South Moor started to be developed in late 1890 with the development of pit shafts to the north and west of the village along with colliery housing, mixed shopping area, churches and chapels, schools, public houses, places of entertainment and a miners’ hall which included an education centre and indoor games room.

After the First World War, the local coal company donated a large plot of land, to the south of St George’s church, to be set out and used as a memorial park dedicated to employees of the South Moor Colliery Co. Ltd who had killed in action.

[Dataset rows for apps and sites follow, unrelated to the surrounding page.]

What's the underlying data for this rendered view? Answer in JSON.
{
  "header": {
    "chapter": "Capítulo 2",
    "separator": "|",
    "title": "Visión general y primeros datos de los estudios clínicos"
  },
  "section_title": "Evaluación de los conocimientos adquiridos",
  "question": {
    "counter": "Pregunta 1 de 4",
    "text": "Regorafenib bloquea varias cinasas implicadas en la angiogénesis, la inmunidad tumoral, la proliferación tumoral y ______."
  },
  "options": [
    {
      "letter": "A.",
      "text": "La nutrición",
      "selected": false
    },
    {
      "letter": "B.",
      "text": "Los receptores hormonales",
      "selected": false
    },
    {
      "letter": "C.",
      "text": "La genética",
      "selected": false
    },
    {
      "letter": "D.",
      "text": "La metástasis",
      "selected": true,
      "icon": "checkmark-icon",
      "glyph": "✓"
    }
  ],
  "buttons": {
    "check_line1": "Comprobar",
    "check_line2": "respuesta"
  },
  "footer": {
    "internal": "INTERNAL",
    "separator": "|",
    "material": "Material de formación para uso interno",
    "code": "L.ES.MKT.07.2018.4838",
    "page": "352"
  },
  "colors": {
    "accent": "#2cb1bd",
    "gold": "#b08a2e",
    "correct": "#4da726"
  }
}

After the Second World War and the nationalisation of the coal mines, surface working of the mines began to be closed down and men went down other shafts in the area and travelled underground to their original place of work. At a later date these working places also began to be closed down. The older men became redundant and the younger men had to travel to other areas for work, either coastal pits or the coalfields of Nottinghamshire and Yorkshire. Some of the older men found work in other industries such as the Consett Iron Company or the Ransome and Marles Ball Bearing Factory or the on the Team Valley Trading Estate. At the same time Category D villages were being discussed and this took its toll on the area. The rest is down to history.